Very succinctly titled, Slaves is an incredibly strange movie that is neither here nor there in terms of entertainment value or anything else, but is still worthy of a watch. This film is set during the antebellum period in American history, around 1850, and tells a rather tired and ordinary story that we have seen, with slight variations, in every slave movie ever made. That said, there are some interesting characteristics here, including a sometimes exquisite script and some really brilliant moments. But unfortunately, the dialogue is restrained to nothing more than characters talking at each other, not to each other, and features so many endless speeches, monologues, and soliloquies that it makes Gods and Generals seem like a silent movie.

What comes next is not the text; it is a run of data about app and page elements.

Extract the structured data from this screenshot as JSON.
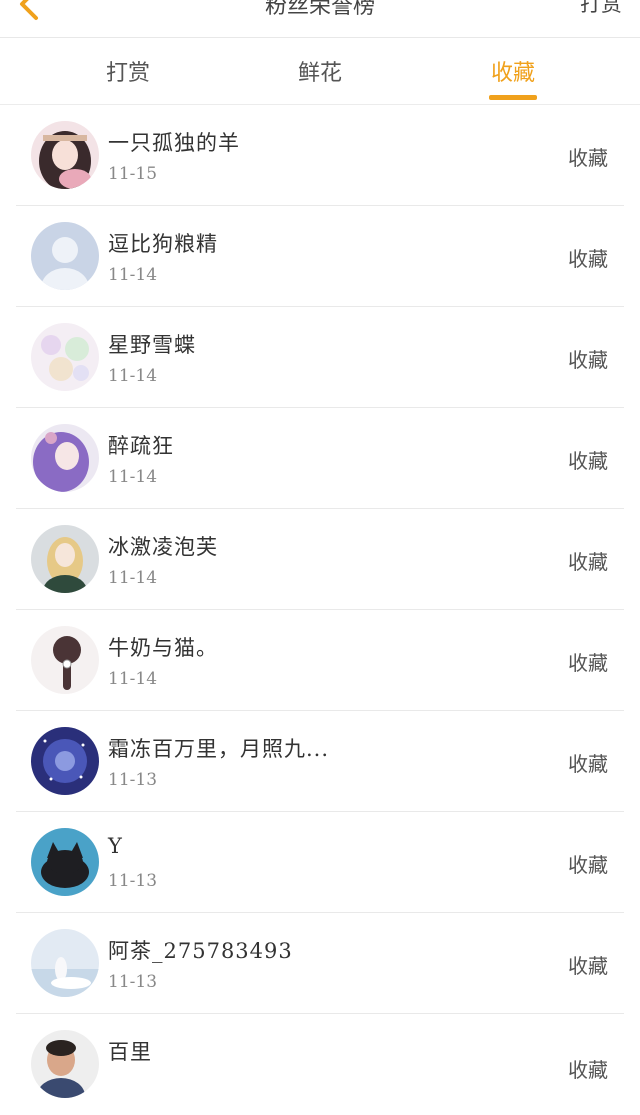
{
  "header": {
    "back_icon": "chevron-left-icon",
    "title": "粉丝荣誉榜",
    "right": "打赏"
  },
  "tabs": [
    {
      "label": "打赏",
      "active": false
    },
    {
      "label": "鲜花",
      "active": false
    },
    {
      "label": "收藏",
      "active": true
    }
  ],
  "accent_color": "#f0a11c",
  "rows": [
    {
      "name": "一只孤独的羊",
      "date": "11-15",
      "action": "收藏",
      "avatar": "anime-girl-avatar"
    },
    {
      "name": "逗比狗粮精",
      "date": "11-14",
      "action": "收藏",
      "avatar": "default-user-avatar"
    },
    {
      "name": "星野雪蝶",
      "date": "11-14",
      "action": "收藏",
      "avatar": "sparkle-avatar"
    },
    {
      "name": "醉疏狂",
      "date": "11-14",
      "action": "收藏",
      "avatar": "purple-hair-avatar"
    },
    {
      "name": "冰激凌泡芙",
      "date": "11-14",
      "action": "收藏",
      "avatar": "blonde-girl-avatar"
    },
    {
      "name": "牛奶与猫。",
      "date": "11-14",
      "action": "收藏",
      "avatar": "ponytail-avatar"
    },
    {
      "name": "霜冻百万里，月照九...",
      "date": "11-13",
      "action": "收藏",
      "avatar": "starry-sky-avatar"
    },
    {
      "name": "Y",
      "date": "11-13",
      "action": "收藏",
      "avatar": "black-cat-avatar"
    },
    {
      "name": "阿茶_275783493",
      "date": "11-13",
      "action": "收藏",
      "avatar": "landscape-avatar"
    },
    {
      "name": "百里",
      "date": "",
      "action": "收藏",
      "avatar": "photo-person-avatar"
    }
  ]
}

Many of you know that I lecture on the topics of the American Civil War and Revolution at various locations, and given my hobby as a paranormal investigator, many times people want to hear what I have to say on the subject. I have created a program called “The Haunted History of New Jersey”, which has actually been quite popular, and combines famous legends and folklore in the Garden State with my own experiences and evidence found while doing investigating. Throughout the talk, I try to debunk when necessary, because sometimes these stories, though passed down for generations can be absolute rubbish. So anyway, the reason for this post is that over the last few years, many readers have asked if I could post some of my lectures online. I was never able to get them filmed until now, thanks to my involvement in a web-series called Haunted Travels, which is shot by my associate Jake Reid. The clip you are about to see was taken at Thompson Park this past Saturday, and we thought we would turn it into an episode for the series. In this segment, I discuss the legend of the Jersey Devil, giving some background information and history behind the story, and also examining the possibility of such a creature existing. What I ask of the audience near the end is, “The most important question we have to consider is not does this exist, but can it exist?” Given all the trappings of our modern world, can something like the Jersey Devil still be around today? Please watch and enjoy!
If B-level versions of Gone with the Wind and Somewhere in Time got together and had a baby, chances are it would come out something like The Undying. Dull, boring, and brutishly slow, this “horror” movie fails to scare or entertain, and barely tells a story. I should have known from the synopsis, which involves a woman moving into an old house being “seduced by the spirit of a dead Civil War soldier” that this was going to be nothing but a dud, but given my affinity for Civil War projects, I just could not stay away. I have to hand it to screenwriter David Flynn for a somewhat interesting plot that encompassed a haunted house, romance, mystery, and a neat historical tie-in, but it just never seemed to get off the ground, or out of its own way. What could have been a chilling mystery, appealing to many demographics (history for the men, love for the women), manages to botch it all and turn out a mess of horrifically forced lines, an elevator music soundtrack, and a suspension of disbelief so preposterous I could not keep from laughing. An excruciatingly slow hour and forty minutes, the only scary part about this horror movie was the editing.